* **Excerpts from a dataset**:
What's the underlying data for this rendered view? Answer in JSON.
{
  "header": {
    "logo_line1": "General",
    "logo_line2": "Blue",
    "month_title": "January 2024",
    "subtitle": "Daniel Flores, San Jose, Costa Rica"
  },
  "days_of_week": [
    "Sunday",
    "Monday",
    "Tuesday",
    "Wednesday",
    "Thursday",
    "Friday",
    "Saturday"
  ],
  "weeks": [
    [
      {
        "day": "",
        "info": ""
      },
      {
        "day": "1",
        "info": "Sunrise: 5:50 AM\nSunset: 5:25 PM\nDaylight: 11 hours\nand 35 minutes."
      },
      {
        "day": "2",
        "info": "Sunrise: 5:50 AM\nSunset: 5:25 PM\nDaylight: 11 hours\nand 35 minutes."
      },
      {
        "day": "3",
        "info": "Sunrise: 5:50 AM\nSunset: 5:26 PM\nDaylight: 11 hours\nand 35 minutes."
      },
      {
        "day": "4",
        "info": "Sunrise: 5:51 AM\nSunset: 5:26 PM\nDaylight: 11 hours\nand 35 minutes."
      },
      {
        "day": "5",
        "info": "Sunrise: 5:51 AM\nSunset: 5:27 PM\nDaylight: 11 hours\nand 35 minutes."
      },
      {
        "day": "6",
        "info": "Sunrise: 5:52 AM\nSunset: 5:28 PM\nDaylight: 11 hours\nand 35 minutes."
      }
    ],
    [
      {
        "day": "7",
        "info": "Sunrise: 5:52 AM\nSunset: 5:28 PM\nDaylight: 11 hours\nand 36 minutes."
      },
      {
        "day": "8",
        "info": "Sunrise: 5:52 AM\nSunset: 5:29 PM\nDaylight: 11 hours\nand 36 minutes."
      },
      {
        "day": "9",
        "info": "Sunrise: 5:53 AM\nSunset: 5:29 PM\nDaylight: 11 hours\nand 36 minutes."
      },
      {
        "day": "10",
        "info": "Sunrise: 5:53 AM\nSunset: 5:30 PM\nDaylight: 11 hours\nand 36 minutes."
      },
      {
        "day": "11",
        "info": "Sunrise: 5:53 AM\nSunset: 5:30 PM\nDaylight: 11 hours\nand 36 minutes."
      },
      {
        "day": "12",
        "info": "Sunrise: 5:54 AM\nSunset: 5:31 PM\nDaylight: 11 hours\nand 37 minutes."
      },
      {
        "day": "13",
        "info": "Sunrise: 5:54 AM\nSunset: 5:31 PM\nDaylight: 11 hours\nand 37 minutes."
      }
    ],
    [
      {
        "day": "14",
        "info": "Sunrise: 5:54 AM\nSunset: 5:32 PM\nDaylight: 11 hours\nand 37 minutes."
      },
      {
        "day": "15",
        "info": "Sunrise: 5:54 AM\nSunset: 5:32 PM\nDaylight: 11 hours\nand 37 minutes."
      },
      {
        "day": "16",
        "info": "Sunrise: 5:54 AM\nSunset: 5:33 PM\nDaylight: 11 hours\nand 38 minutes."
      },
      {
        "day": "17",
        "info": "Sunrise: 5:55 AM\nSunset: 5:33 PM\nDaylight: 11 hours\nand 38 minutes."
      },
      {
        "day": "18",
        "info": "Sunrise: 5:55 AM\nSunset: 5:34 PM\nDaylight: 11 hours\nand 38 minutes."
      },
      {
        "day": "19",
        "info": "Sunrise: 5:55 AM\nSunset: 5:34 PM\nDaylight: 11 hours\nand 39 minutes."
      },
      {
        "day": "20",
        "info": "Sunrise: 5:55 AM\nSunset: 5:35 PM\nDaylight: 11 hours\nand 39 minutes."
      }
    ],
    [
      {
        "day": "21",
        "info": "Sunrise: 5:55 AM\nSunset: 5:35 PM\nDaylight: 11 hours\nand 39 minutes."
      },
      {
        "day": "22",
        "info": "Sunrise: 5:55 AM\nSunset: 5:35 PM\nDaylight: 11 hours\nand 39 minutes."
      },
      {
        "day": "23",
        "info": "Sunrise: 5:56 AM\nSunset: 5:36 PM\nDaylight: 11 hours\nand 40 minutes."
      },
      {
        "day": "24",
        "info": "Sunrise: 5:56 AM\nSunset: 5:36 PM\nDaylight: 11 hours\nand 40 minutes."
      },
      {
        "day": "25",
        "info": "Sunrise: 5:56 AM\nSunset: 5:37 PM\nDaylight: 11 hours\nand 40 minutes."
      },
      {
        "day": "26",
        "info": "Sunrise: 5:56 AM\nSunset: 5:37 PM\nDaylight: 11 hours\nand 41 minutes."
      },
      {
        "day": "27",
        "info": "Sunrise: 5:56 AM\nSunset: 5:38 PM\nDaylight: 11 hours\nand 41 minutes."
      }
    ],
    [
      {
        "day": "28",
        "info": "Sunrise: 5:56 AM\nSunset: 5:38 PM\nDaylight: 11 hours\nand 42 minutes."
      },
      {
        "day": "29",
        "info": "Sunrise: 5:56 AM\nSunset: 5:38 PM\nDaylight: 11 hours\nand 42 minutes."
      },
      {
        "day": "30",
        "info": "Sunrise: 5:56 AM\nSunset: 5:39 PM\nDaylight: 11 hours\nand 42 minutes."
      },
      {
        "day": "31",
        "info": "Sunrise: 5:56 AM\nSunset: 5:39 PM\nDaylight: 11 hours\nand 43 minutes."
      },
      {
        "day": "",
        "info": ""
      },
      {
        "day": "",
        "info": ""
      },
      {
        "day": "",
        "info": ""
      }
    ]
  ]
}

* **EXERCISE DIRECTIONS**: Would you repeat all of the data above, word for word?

* **RESULT OF THIS TASK**:
What's the underlying data for this rendered view? Answer in JSON.
{
  "header": {
    "logo_line1": "General",
    "logo_line2": "Blue",
    "month_title": "January 2024",
    "subtitle": "Daniel Flores, San Jose, Costa Rica"
  },
  "days_of_week": [
    "Sunday",
    "Monday",
    "Tuesday",
    "Wednesday",
    "Thursday",
    "Friday",
    "Saturday"
  ],
  "weeks": [
    [
      {
        "day": "",
        "info": ""
      },
      {
        "day": "1",
        "info": "Sunrise: 5:50 AM\nSunset: 5:25 PM\nDaylight: 11 hours\nand 35 minutes."
      },
      {
        "day": "2",
        "info": "Sunrise: 5:50 AM\nSunset: 5:25 PM\nDaylight: 11 hours\nand 35 minutes."
      },
      {
        "day": "3",
        "info": "Sunrise: 5:50 AM\nSunset: 5:26 PM\nDaylight: 11 hours\nand 35 minutes."
      },
      {
        "day": "4",
        "info": "Sunrise: 5:51 AM\nSunset: 5:26 PM\nDaylight: 11 hours\nand 35 minutes."
      },
      {
        "day": "5",
        "info": "Sunrise: 5:51 AM\nSunset: 5:27 PM\nDaylight: 11 hours\nand 35 minutes."
      },
      {
        "day": "6",
        "info": "Sunrise: 5:52 AM\nSunset: 5:28 PM\nDaylight: 11 hours\nand 35 minutes."
      }
    ],
    [
      {
        "day": "7",
        "info": "Sunrise: 5:52 AM\nSunset: 5:28 PM\nDaylight: 11 hours\nand 36 minutes."
      },
      {
        "day": "8",
        "info": "Sunrise: 5:52 AM\nSunset: 5:29 PM\nDaylight: 11 hours\nand 36 minutes."
      },
      {
        "day": "9",
        "info": "Sunrise: 5:53 AM\nSunset: 5:29 PM\nDaylight: 11 hours\nand 36 minutes."
      },
      {
        "day": "10",
        "info": "Sunrise: 5:53 AM\nSunset: 5:30 PM\nDaylight: 11 hours\nand 36 minutes."
      },
      {
        "day": "11",
        "info": "Sunrise: 5:53 AM\nSunset: 5:30 PM\nDaylight: 11 hours\nand 36 minutes."
      },
      {
        "day": "12",
        "info": "Sunrise: 5:54 AM\nSunset: 5:31 PM\nDaylight: 11 hours\nand 37 minutes."
      },
      {
        "day": "13",
        "info": "Sunrise: 5:54 AM\nSunset: 5:31 PM\nDaylight: 11 hours\nand 37 minutes."
      }
    ],
    [
      {
        "day": "14",
        "info": "Sunrise: 5:54 AM\nSunset: 5:32 PM\nDaylight: 11 hours\nand 37 minutes."
      },
      {
        "day": "15",
        "info": "Sunrise: 5:54 AM\nSunset: 5:32 PM\nDaylight: 11 hours\nand 37 minutes."
      },
      {
        "day": "16",
        "info": "Sunrise: 5:54 AM\nSunset: 5:33 PM\nDaylight: 11 hours\nand 38 minutes."
      },
      {
        "day": "17",
        "info": "Sunrise: 5:55 AM\nSunset: 5:33 PM\nDaylight: 11 hours\nand 38 minutes."
      },
      {
        "day": "18",
        "info": "Sunrise: 5:55 AM\nSunset: 5:34 PM\nDaylight: 11 hours\nand 38 minutes."
      },
      {
        "day": "19",
        "info": "Sunrise: 5:55 AM\nSunset: 5:34 PM\nDaylight: 11 hours\nand 39 minutes."
      },
      {
        "day": "20",
        "info": "Sunrise: 5:55 AM\nSunset: 5:35 PM\nDaylight: 11 hours\nand 39 minutes."
      }
    ],
    [
      {
        "day": "21",
        "info": "Sunrise: 5:55 AM\nSunset: 5:35 PM\nDaylight: 11 hours\nand 39 minutes."
      },
      {
        "day": "22",
        "info": "Sunrise: 5:55 AM\nSunset: 5:35 PM\nDaylight: 11 hours\nand 39 minutes."
      },
      {
        "day": "23",
        "info": "Sunrise: 5:56 AM\nSunset: 5:36 PM\nDaylight: 11 hours\nand 40 minutes."
      },
      {
        "day": "24",
        "info": "Sunrise: 5:56 AM\nSunset: 5:36 PM\nDaylight: 11 hours\nand 40 minutes."
      },
      {
        "day": "25",
        "info": "Sunrise: 5:56 AM\nSunset: 5:37 PM\nDaylight: 11 hours\nand 40 minutes."
      },
      {
        "day": "26",
        "info": "Sunrise: 5:56 AM\nSunset: 5:37 PM\nDaylight: 11 hours\nand 41 minutes."
      },
      {
        "day": "27",
        "info": "Sunrise: 5:56 AM\nSunset: 5:38 PM\nDaylight: 11 hours\nand 41 minutes."
      }
    ],
    [
      {
        "day": "28",
        "info": "Sunrise: 5:56 AM\nSunset: 5:38 PM\nDaylight: 11 hours\nand 42 minutes."
      },
      {
        "day": "29",
        "info": "Sunrise: 5:56 AM\nSunset: 5:38 PM\nDaylight: 11 hours\nand 42 minutes."
      },
      {
        "day": "30",
        "info": "Sunrise: 5:56 AM\nSunset: 5:39 PM\nDaylight: 11 hours\nand 42 minutes."
      },
      {
        "day": "31",
        "info": "Sunrise: 5:56 AM\nSunset: 5:39 PM\nDaylight: 11 hours\nand 43 minutes."
      },
      {
        "day": "",
        "info": ""
      },
      {
        "day": "",
        "info": ""
      },
      {
        "day": "",
        "info": ""
      }
    ]
  ]
}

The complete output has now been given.